LET’S REVIEW: Globe’s ‘In Your Arms’ will touch your heart


San Diegans are fortunate to live in a town immersed in amazing theatrical productions. Many that are born here eventually head to Broadway. According to the audience at The Old Globe Theatre’s world premiere of “In Your Arms,” here is yet another treat bound for glory.

It’s not surprising that Tony Award winner Christopher Gattelli, director, choreographer and co-conceiver of “Arms” in collaboration with Stephen Flaherty’s music, has delivered an innovative idea that raises the standards for musical theater.

The concept of having prominent writers pen a vignette told through the music and actors’ interpretations without the need for dialogue, plays out in 13 rousing works. Ballet dancers Spencer Clark and Lyrica Woodruff start the prologue off with a take on “Romeo and Juliet.” Actress/dancer Donna McKechnie (who created the role of Cassie in “A Chorus Line”) then brings her lovely voice to the stage with the song “In Your Arms.”

“The Lover’s Jacket,” by Nilo Cruz, features a feisty Glenda Sol Koeraus and Oscar Valero as intense Flamenco dancers dealing with an oppressive regime that separates them. This sets the stage for more romance-based stories to follow.

One of the funnier ones is “Lowdown Messy Shame” by Carrie Fisher, where Jenn Harris as Fisher, reads the developing plot from her new book with ridiculous commands for the dancers, bringing gales of laughter from the audience.

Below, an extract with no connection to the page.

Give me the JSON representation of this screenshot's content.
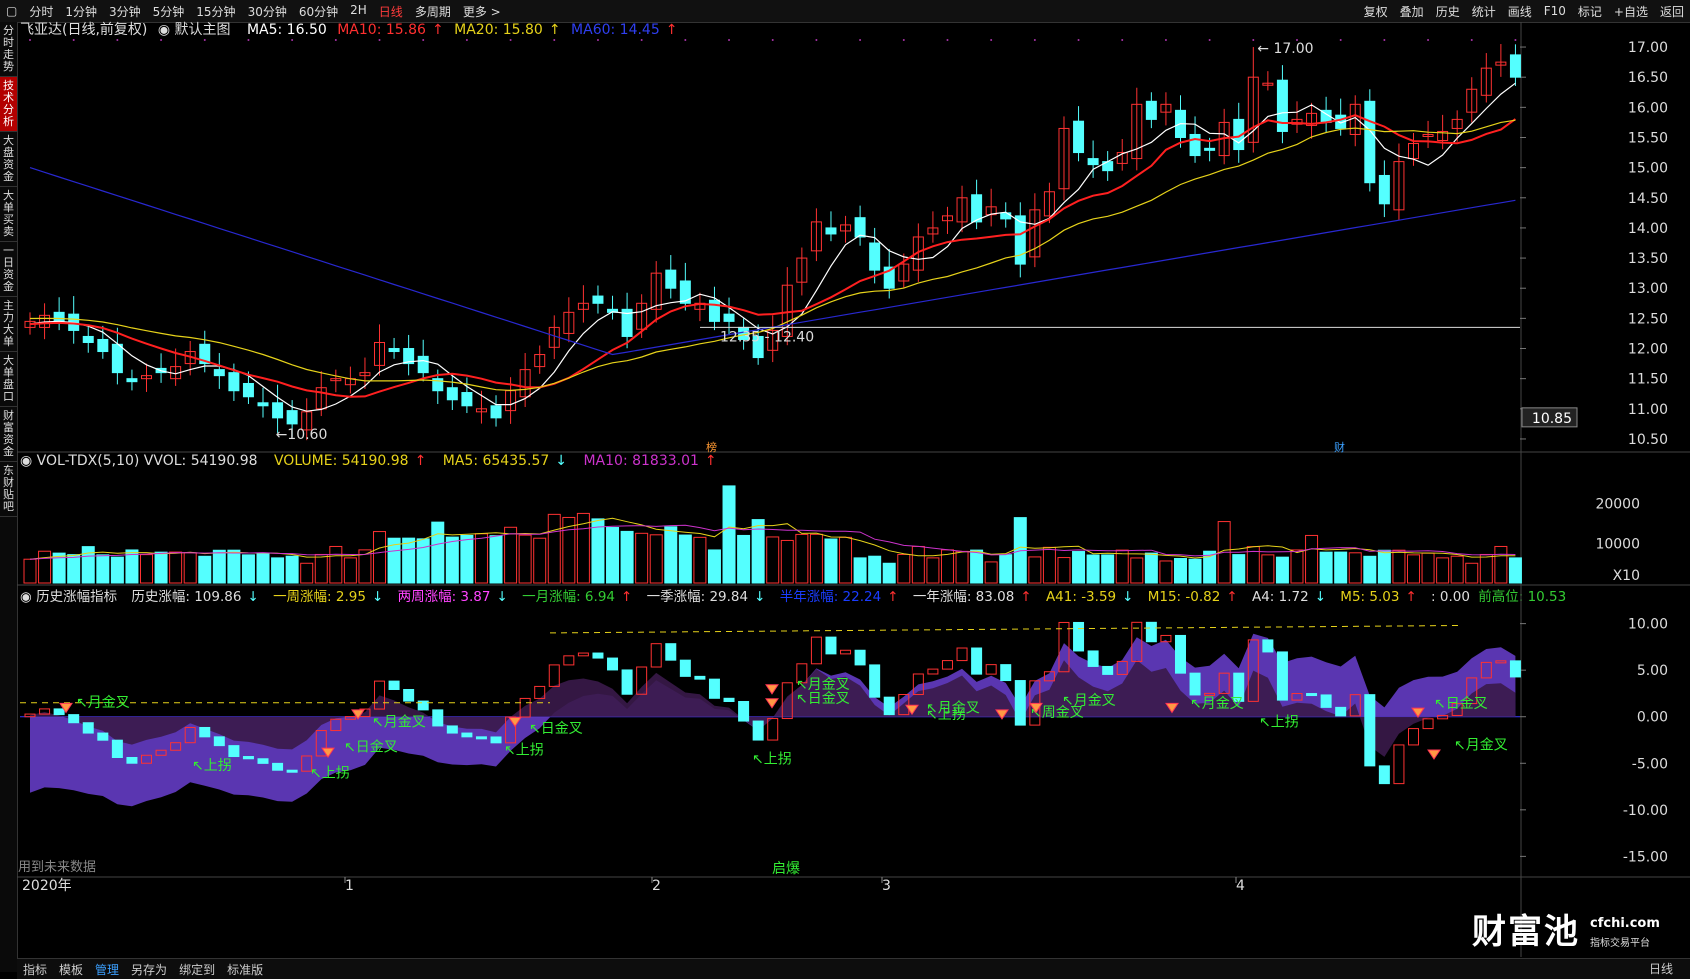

The stories take place in a variety of places and touch on marriage, first dates, life changes, family memories and the passage of time. The dance styles include tangos, Charlestons, ballroom, ballet and some martial arts moves.

Along with the brilliant minds and talent behind this production, the Globe’s artistic touches to “In Your Arms” are icing on the cake. The set backdrop (set designer Derek McLane and production design Olivia Sebesky) is the Casa di Giuletta in Verona. The wall is covered with letters left by people wanting to connect with loved ones.

At one point the lighting spotlight (Donald Holder, light design) turns the letters into a beautiful red flowered background.

For a show without dialogue, I can’t say enough about the choreographers, dancers, costumes (Jess Goldstein), musicians and directors in creating a night at the theater that entertains so well, I could’ve watched it for another hour. The passion and talent of these artists is like an electric current that runs through you providing a rush of joy and pleasure that will long be remembered.